Print this page    •   Back to Web version of article

Medical News
Gay Men's Perceptions of Sexually Transmissible Infections and Their Experiences of Diagnosis: "Part of the Way of Life" to Feeling "Dirty and Ashamed"

January 13, 2011

The authors introduced the current study by noting that while gay men are more likely than their heterosexual peers to be diagnosed with a sexually transmitted infection, little research has focused on gay men's perceptions of STIs other than HIV. Using information from interviews conducted with gay men in Sydney, the team analyzed participants' perceptions of STIs and their experiences of testing and diagnosis.

Advertisement

More than half the men reported having ever been diagnosed with an STI. The infections "were generally regarded as inconvenient consequences of sexual activity." Compared to curable bacterial STIs, recurring viral STIs were perceived as more serious. All STIs were thought of as "considerably less important than HIV." To manage STI risk, the most commonly employed strategies were condom use and regular testing.

"Despite the relative lack of concern attributed to STIs, being diagnosed with an STI could generate feelings of shame, embarrassment, and annoyance," the team wrote. Among some respondents, educational campaigns to destigmatize STIs and promote regular testing appeared to have been effective.
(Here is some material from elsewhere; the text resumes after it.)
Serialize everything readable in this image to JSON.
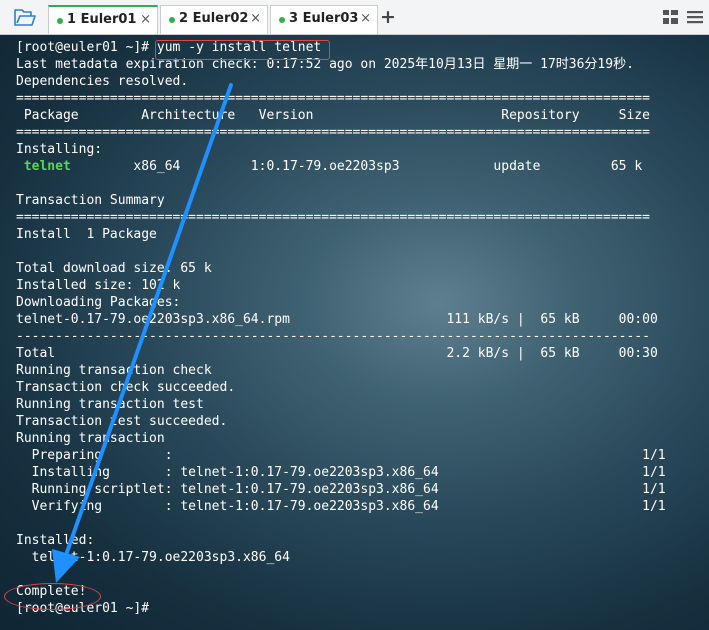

"We believe that to maintain high rates of STI testing among gay men, community education efforts should continue to reduce the stigma associated with STIs, and greater support should be offered to gay men when they receive an STI diagnosis," the authors concluded.

Back to other news for January 2011
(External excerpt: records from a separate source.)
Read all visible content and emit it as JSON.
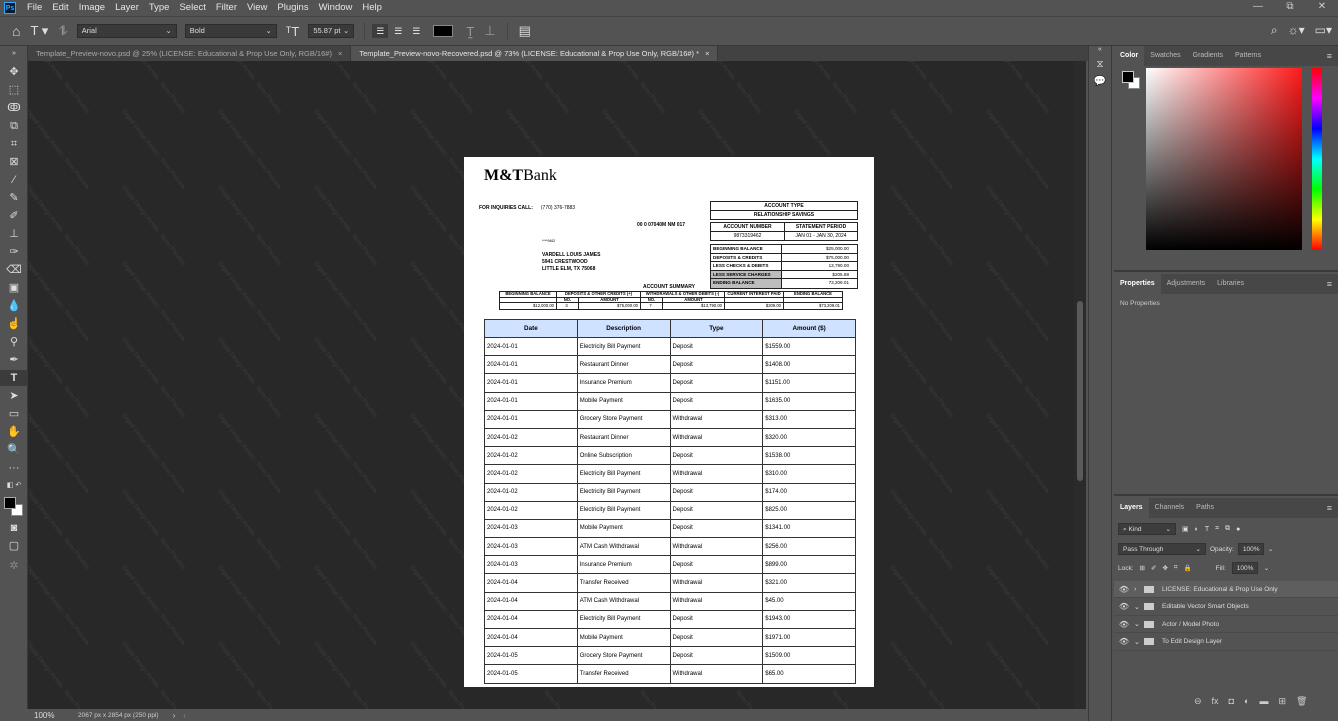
{
  "app": {
    "menus": [
      "File",
      "Edit",
      "Image",
      "Layer",
      "Type",
      "Select",
      "Filter",
      "View",
      "Plugins",
      "Window",
      "Help"
    ],
    "window_controls": [
      "—",
      "⧉",
      "✕"
    ]
  },
  "options_bar": {
    "font_family": "Arial",
    "font_style": "Bold",
    "font_size": "55.87 pt",
    "text_color": "#000000"
  },
  "tabs": [
    {
      "label": "Template_Preview-novo.psd @ 25% (LICENSE: Educational & Prop Use Only, RGB/16#)",
      "active": false
    },
    {
      "label": "Template_Preview-novo-Recovered.psd @ 73% (LICENSE: Educational & Prop Use Only, RGB/16#) *",
      "active": true
    }
  ],
  "tab_close": "×",
  "watermark_text": "Digital Design Assets - Novo Preview",
  "document": {
    "bank_name_bold": "M&T",
    "bank_name_rest": "Bank",
    "inquiries_label": "FOR INQUIRIES CALL:",
    "inquiries_phone": "(770) 376-7883",
    "account_code": "00    0 07040M NM  017",
    "tiny_code": "****9462",
    "address_lines": [
      "VARDELL LOUIS JAMES",
      "5941 CRESTWOOD",
      "LITTLE ELM, TX 75068"
    ],
    "account_type_label": "ACCOUNT TYPE",
    "account_type_value": "RELATIONSHIP SAVINGS",
    "account_number_label": "ACCOUNT NUMBER",
    "statement_period_label": "STATEMENT PERIOD",
    "account_number": "9873319462",
    "statement_period": "JAN 01 - JAN 30, 2024",
    "balances": [
      {
        "label": "BEGINNING BALANCE",
        "value": "$25,000.00",
        "shaded": false
      },
      {
        "label": "DEPOSITS & CREDITS",
        "value": "$75,000.00",
        "shaded": false
      },
      {
        "label": "LESS CHECKS & DEBITS",
        "value": "13,790.00",
        "shaded": false
      },
      {
        "label": "LESS SERVICE CHARGES",
        "value": "$205.88",
        "shaded": true
      },
      {
        "label": "ENDING BALANCE",
        "value": "73,209.01",
        "shaded": true
      }
    ],
    "summary_title": "ACCOUNT SUMMARY",
    "summary_headers": {
      "beginning": "BEGINNING BALANCE",
      "deposits": "DEPOSITS & OTHER CREDITS (+)",
      "withdrawals": "WITHDRAWALS & OTHER DEBITS (-)",
      "interest": "CURRENT INTEREST PAID",
      "ending": "ENDING BALANCE",
      "no": "NO.",
      "amount": "AMOUNT"
    },
    "summary_values": {
      "beginning": "$12,000.00",
      "dep_no": "3",
      "dep_amount": "$75,000.00",
      "wd_no": "7",
      "wd_amount": "$13,790.00",
      "interest": "$209.00",
      "ending": "$73,209.01"
    },
    "transactions_headers": [
      "Date",
      "Description",
      "Type",
      "Amount ($)"
    ],
    "transactions": [
      [
        "2024-01-01",
        "Electricity Bill Payment",
        "Deposit",
        "$1559.00"
      ],
      [
        "2024-01-01",
        "Restaurant Dinner",
        "Deposit",
        "$1408.00"
      ],
      [
        "2024-01-01",
        "Insurance Premium",
        "Deposit",
        "$1151.00"
      ],
      [
        "2024-01-01",
        "Mobile Payment",
        "Deposit",
        "$1635.00"
      ],
      [
        "2024-01-01",
        "Grocery Store Payment",
        "Withdrawal",
        "$313.00"
      ],
      [
        "2024-01-02",
        "Restaurant Dinner",
        "Withdrawal",
        "$320.00"
      ],
      [
        "2024-01-02",
        "Online Subscription",
        "Deposit",
        "$1538.00"
      ],
      [
        "2024-01-02",
        "Electricity Bill Payment",
        "Withdrawal",
        "$310.00"
      ],
      [
        "2024-01-02",
        "Electricity Bill Payment",
        "Deposit",
        "$174.00"
      ],
      [
        "2024-01-02",
        "Electricity Bill Payment",
        "Deposit",
        "$825.00"
      ],
      [
        "2024-01-03",
        "Mobile Payment",
        "Deposit",
        "$1341.00"
      ],
      [
        "2024-01-03",
        "ATM Cash Withdrawal",
        "Withdrawal",
        "$256.00"
      ],
      [
        "2024-01-03",
        "Insurance Premium",
        "Deposit",
        "$899.00"
      ],
      [
        "2024-01-04",
        "Transfer Received",
        "Withdrawal",
        "$321.00"
      ],
      [
        "2024-01-04",
        "ATM Cash Withdrawal",
        "Withdrawal",
        "$45.00"
      ],
      [
        "2024-01-04",
        "Electricity Bill Payment",
        "Deposit",
        "$1943.00"
      ],
      [
        "2024-01-04",
        "Mobile Payment",
        "Deposit",
        "$1971.00"
      ],
      [
        "2024-01-05",
        "Grocery Store Payment",
        "Deposit",
        "$1509.00"
      ],
      [
        "2024-01-05",
        "Transfer Received",
        "Withdrawal",
        "$65.00"
      ]
    ]
  },
  "status_bar": {
    "zoom": "100%",
    "doc_info": "2067 px x 2854 px (250 ppi)"
  },
  "color_panel": {
    "tabs": [
      "Color",
      "Swatches",
      "Gradients",
      "Patterns"
    ]
  },
  "properties_panel": {
    "tabs": [
      "Properties",
      "Adjustments",
      "Libraries"
    ],
    "empty_text": "No Properties"
  },
  "layers_panel": {
    "tabs": [
      "Layers",
      "Channels",
      "Paths"
    ],
    "kind_label": "Kind",
    "blend_mode": "Pass Through",
    "opacity_label": "Opacity:",
    "opacity_value": "100%",
    "lock_label": "Lock:",
    "fill_label": "Fill:",
    "fill_value": "100%",
    "layers": [
      {
        "name": "LICENSE: Educational & Prop Use Only",
        "expanded": false
      },
      {
        "name": "Editable Vector Smart Objects",
        "expanded": true
      },
      {
        "name": "Actor / Model Photo",
        "expanded": true
      },
      {
        "name": "To Edit Design Layer",
        "expanded": true
      }
    ]
  }
}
Excerpted from:
Sexual Health
11.2010; Vol. 7; No. 4: P. 411-416; Martin Holt, Diana Bernard, Kane Race




This article was provided by CDC National Prevention Information Network. It is a part of the publication CDC HIV/Hepatitis/STD/TB Prevention News Update. You can find this article online by typing this address into your Web browser:
http://www.thebody.com/content/art60174.html

General Disclaimer: TheBody.com is designed for educational purposes only and is not engaged in rendering medical advice or professional services. The information provided through TheBody.com should not be used for diagnosing or treating a health problem or a disease. It is not a substitute for professional care. If you have or suspect you may have a health problem, consult your health care provider.